Source records
:::::

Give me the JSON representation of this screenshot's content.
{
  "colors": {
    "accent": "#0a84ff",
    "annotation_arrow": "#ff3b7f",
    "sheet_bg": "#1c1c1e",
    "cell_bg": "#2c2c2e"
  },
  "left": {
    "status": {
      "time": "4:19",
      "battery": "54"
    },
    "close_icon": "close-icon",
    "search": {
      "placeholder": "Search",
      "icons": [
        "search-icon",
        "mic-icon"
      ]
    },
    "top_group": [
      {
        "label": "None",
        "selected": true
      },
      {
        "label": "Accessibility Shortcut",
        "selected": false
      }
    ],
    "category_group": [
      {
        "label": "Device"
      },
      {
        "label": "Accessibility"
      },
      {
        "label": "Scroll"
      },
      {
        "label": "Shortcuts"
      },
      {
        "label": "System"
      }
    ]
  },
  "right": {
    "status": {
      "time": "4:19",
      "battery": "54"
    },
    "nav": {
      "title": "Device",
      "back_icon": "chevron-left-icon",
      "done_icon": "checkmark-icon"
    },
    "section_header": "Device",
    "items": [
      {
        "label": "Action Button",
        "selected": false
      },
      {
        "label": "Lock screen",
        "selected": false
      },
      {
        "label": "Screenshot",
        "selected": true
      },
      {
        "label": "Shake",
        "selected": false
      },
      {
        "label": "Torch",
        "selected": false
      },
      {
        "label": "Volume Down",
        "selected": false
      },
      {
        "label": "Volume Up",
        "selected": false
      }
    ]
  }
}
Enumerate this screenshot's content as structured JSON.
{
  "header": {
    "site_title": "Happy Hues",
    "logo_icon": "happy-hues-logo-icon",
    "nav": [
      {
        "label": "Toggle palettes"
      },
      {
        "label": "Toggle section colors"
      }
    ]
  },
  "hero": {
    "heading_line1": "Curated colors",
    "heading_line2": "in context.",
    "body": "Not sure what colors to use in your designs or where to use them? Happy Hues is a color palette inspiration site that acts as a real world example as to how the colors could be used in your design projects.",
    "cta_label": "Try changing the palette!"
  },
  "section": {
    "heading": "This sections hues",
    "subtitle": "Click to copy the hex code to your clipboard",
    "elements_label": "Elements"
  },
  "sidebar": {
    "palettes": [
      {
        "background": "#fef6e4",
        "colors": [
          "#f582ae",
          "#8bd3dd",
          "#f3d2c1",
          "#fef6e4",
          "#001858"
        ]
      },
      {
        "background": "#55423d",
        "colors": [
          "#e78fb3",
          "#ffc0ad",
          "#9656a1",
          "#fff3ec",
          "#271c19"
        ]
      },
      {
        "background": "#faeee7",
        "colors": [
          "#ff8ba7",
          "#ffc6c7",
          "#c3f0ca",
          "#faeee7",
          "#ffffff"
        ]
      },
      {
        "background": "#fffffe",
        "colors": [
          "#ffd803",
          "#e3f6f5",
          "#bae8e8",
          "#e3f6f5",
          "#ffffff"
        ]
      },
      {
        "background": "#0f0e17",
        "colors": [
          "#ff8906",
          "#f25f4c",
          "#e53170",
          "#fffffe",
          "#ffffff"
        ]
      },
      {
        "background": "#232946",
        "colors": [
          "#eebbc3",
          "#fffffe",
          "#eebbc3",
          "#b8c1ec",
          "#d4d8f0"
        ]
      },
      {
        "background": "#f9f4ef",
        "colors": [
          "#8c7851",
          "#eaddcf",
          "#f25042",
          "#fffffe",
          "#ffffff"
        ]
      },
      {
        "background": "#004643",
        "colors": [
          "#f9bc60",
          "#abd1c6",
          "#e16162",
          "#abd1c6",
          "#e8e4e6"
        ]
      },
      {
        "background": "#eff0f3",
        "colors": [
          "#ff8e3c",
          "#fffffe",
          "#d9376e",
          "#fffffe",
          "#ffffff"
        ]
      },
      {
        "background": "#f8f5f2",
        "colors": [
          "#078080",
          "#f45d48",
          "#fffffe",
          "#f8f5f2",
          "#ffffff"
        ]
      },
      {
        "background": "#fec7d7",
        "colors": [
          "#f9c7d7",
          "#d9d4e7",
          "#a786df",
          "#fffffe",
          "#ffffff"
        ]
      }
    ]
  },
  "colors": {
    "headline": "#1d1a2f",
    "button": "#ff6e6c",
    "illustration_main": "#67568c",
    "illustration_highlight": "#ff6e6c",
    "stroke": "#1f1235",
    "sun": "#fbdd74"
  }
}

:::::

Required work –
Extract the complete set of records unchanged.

Output below –
Give me the JSON representation of this screenshot's content.
{
  "colors": {
    "accent": "#0a84ff",
    "annotation_arrow": "#ff3b7f",
    "sheet_bg": "#1c1c1e",
    "cell_bg": "#2c2c2e"
  },
  "left": {
    "status": {
      "time": "4:19",
      "battery": "54"
    },
    "close_icon": "close-icon",
    "search": {
      "placeholder": "Search",
      "icons": [
        "search-icon",
        "mic-icon"
      ]
    },
    "top_group": [
      {
        "label": "None",
        "selected": true
      },
      {
        "label": "Accessibility Shortcut",
        "selected": false
      }
    ],
    "category_group": [
      {
        "label": "Device"
      },
      {
        "label": "Accessibility"
      },
      {
        "label": "Scroll"
      },
      {
        "label": "Shortcuts"
      },
      {
        "label": "System"
      }
    ]
  },
  "right": {
    "status": {
      "time": "4:19",
      "battery": "54"
    },
    "nav": {
      "title": "Device",
      "back_icon": "chevron-left-icon",
      "done_icon": "checkmark-icon"
    },
    "section_header": "Device",
    "items": [
      {
        "label": "Action Button",
        "selected": false
      },
      {
        "label": "Lock screen",
        "selected": false
      },
      {
        "label": "Screenshot",
        "selected": true
      },
      {
        "label": "Shake",
        "selected": false
      },
      {
        "label": "Torch",
        "selected": false
      },
      {
        "label": "Volume Down",
        "selected": false
      },
      {
        "label": "Volume Up",
        "selected": false
      }
    ]
  }
}
Enumerate this screenshot's content as structured JSON.
{
  "header": {
    "site_title": "Happy Hues",
    "logo_icon": "happy-hues-logo-icon",
    "nav": [
      {
        "label": "Toggle palettes"
      },
      {
        "label": "Toggle section colors"
      }
    ]
  },
  "hero": {
    "heading_line1": "Curated colors",
    "heading_line2": "in context.",
    "body": "Not sure what colors to use in your designs or where to use them? Happy Hues is a color palette inspiration site that acts as a real world example as to how the colors could be used in your design projects.",
    "cta_label": "Try changing the palette!"
  },
  "section": {
    "heading": "This sections hues",
    "subtitle": "Click to copy the hex code to your clipboard",
    "elements_label": "Elements"
  },
  "sidebar": {
    "palettes": [
      {
        "background": "#fef6e4",
        "colors": [
          "#f582ae",
          "#8bd3dd",
          "#f3d2c1",
          "#fef6e4",
          "#001858"
        ]
      },
      {
        "background": "#55423d",
        "colors": [
          "#e78fb3",
          "#ffc0ad",
          "#9656a1",
          "#fff3ec",
          "#271c19"
        ]
      },
      {
        "background": "#faeee7",
        "colors": [
          "#ff8ba7",
          "#ffc6c7",
          "#c3f0ca",
          "#faeee7",
          "#ffffff"
        ]
      },
      {
        "background": "#fffffe",
        "colors": [
          "#ffd803",
          "#e3f6f5",
          "#bae8e8",
          "#e3f6f5",
          "#ffffff"
        ]
      },
      {
        "background": "#0f0e17",
        "colors": [
          "#ff8906",
          "#f25f4c",
          "#e53170",
          "#fffffe",
          "#ffffff"
        ]
      },
      {
        "background": "#232946",
        "colors": [
          "#eebbc3",
          "#fffffe",
          "#eebbc3",
          "#b8c1ec",
          "#d4d8f0"
        ]
      },
      {
        "background": "#f9f4ef",
        "colors": [
          "#8c7851",
          "#eaddcf",
          "#f25042",
          "#fffffe",
          "#ffffff"
        ]
      },
      {
        "background": "#004643",
        "colors": [
          "#f9bc60",
          "#abd1c6",
          "#e16162",
          "#abd1c6",
          "#e8e4e6"
        ]
      },
      {
        "background": "#eff0f3",
        "colors": [
          "#ff8e3c",
          "#fffffe",
          "#d9376e",
          "#fffffe",
          "#ffffff"
        ]
      },
      {
        "background": "#f8f5f2",
        "colors": [
          "#078080",
          "#f45d48",
          "#fffffe",
          "#f8f5f2",
          "#ffffff"
        ]
      },
      {
        "background": "#fec7d7",
        "colors": [
          "#f9c7d7",
          "#d9d4e7",
          "#a786df",
          "#fffffe",
          "#ffffff"
        ]
      }
    ]
  },
  "colors": {
    "headline": "#1d1a2f",
    "button": "#ff6e6c",
    "illustration_main": "#67568c",
    "illustration_highlight": "#ff6e6c",
    "stroke": "#1f1235",
    "sun": "#fbdd74"
  }
}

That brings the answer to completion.